• _RECORDS PROVIDED_
--- START ---
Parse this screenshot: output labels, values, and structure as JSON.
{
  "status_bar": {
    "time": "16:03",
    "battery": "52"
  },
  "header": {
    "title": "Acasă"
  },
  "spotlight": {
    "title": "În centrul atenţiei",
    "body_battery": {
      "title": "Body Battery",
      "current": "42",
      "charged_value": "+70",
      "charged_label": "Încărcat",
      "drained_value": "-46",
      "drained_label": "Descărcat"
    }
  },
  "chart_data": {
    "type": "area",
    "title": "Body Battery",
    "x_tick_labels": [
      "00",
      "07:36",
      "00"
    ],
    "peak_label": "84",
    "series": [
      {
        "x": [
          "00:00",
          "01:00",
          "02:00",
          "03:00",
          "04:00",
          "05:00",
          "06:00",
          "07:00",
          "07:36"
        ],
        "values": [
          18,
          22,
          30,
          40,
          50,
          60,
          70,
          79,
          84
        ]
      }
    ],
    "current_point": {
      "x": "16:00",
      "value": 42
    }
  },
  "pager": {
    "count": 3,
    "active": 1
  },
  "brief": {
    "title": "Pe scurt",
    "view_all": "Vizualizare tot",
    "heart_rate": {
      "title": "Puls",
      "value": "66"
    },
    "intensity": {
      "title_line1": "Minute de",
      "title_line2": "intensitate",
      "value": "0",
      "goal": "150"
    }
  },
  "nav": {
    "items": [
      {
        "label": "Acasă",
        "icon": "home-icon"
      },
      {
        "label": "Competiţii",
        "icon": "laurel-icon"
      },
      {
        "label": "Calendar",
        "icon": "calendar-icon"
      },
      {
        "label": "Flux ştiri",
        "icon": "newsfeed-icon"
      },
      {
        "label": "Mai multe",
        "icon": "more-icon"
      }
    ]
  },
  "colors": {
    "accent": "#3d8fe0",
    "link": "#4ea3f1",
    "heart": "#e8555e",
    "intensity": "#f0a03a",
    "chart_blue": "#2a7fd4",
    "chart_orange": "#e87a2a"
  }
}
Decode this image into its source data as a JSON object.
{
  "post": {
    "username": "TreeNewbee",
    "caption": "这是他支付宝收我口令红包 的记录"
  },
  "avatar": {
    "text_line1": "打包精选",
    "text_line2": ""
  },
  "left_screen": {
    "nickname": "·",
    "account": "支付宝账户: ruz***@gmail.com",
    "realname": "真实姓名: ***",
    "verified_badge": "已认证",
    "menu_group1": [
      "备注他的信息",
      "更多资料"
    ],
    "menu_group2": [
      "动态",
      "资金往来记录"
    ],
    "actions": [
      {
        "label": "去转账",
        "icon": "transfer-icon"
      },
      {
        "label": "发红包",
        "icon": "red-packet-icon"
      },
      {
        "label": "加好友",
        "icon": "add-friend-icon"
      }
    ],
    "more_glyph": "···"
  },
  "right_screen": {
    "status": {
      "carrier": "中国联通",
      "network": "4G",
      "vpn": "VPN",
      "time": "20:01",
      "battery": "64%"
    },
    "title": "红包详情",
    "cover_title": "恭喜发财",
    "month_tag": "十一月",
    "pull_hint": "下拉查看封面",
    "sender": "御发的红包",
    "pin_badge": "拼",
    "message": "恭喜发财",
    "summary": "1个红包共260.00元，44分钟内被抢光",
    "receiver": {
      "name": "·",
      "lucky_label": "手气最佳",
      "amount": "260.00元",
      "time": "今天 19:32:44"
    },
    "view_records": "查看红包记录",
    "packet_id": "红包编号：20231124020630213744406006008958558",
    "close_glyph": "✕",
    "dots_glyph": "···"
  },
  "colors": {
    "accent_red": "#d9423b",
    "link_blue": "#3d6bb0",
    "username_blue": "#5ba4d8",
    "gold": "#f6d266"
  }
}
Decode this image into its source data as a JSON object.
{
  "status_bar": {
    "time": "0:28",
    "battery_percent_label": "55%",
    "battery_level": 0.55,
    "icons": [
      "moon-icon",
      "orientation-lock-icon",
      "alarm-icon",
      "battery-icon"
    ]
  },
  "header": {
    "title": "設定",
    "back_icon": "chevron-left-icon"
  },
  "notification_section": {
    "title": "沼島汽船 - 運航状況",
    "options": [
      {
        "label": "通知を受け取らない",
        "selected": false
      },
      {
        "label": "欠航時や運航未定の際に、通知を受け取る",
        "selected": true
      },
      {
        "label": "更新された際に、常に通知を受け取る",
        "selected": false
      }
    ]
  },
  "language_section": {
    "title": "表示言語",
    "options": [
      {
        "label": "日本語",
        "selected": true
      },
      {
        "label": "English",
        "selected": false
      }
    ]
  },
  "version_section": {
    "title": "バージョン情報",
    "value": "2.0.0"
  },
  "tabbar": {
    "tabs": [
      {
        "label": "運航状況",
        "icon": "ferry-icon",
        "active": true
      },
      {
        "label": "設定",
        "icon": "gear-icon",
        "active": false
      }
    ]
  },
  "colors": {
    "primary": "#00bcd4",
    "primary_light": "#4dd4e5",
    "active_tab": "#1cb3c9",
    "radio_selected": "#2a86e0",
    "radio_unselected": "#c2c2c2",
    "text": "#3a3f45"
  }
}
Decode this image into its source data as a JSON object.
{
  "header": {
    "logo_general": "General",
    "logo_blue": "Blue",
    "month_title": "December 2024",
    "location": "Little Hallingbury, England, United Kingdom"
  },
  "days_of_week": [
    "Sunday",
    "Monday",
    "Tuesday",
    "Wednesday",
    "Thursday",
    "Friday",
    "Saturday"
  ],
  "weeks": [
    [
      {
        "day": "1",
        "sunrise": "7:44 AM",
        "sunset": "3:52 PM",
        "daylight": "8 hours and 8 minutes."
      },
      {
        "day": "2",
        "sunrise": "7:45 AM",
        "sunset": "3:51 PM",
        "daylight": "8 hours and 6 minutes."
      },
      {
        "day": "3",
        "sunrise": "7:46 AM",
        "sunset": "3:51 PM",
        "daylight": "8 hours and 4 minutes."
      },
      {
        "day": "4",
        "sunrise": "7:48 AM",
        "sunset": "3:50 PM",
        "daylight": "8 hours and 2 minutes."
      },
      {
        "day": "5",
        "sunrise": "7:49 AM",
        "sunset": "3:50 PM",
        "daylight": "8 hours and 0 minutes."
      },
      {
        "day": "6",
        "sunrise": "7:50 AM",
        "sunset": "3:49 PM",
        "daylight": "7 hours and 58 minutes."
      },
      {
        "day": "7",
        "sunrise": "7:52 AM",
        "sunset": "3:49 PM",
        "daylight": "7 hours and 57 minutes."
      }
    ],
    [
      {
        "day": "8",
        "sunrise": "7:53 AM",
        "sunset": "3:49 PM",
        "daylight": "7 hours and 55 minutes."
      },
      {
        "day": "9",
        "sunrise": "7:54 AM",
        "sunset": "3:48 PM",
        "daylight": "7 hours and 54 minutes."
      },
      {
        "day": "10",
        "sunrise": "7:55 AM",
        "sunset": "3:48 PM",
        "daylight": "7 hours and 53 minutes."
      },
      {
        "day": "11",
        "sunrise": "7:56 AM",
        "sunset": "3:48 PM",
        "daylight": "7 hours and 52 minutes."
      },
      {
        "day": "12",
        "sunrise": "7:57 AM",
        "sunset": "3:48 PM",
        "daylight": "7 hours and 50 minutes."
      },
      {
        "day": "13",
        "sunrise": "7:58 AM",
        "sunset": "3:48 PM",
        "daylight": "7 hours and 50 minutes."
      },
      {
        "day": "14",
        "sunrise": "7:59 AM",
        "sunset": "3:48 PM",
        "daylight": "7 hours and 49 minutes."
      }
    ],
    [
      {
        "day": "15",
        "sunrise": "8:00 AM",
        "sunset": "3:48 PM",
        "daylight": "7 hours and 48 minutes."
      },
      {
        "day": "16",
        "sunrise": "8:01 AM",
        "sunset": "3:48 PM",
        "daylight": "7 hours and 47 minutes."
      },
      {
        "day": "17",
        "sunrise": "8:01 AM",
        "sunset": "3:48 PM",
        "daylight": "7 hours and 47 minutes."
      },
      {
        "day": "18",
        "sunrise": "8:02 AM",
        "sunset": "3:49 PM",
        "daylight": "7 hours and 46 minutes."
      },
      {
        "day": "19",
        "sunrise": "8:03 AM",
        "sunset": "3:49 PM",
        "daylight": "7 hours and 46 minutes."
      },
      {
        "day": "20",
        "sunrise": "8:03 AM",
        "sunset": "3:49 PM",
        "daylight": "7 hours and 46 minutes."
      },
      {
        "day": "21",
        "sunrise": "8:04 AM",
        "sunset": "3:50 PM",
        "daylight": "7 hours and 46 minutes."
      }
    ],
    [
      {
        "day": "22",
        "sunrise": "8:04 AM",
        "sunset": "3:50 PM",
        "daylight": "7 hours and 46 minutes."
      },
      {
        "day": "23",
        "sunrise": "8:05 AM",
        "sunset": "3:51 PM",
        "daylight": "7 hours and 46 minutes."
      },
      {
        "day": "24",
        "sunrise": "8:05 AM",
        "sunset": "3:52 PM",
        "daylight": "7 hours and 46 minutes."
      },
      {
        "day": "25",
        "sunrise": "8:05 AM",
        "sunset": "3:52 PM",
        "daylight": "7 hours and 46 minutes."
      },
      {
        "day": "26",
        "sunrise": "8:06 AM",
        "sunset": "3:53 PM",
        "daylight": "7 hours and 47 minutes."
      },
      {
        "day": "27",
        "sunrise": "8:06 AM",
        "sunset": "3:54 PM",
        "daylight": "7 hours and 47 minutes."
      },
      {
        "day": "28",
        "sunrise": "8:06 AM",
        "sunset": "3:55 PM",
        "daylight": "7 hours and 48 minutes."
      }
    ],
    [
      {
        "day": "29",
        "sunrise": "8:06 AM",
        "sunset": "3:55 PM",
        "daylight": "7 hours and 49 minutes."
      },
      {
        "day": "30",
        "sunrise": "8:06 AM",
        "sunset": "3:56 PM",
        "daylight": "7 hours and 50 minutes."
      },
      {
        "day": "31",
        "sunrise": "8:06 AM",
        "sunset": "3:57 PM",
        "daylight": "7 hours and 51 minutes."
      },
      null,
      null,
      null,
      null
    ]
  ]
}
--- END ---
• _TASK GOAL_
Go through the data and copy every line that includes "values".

• _EXERCISE RESULT_
Parse this screenshot: output labels, values, and structure as JSON.
        "values": [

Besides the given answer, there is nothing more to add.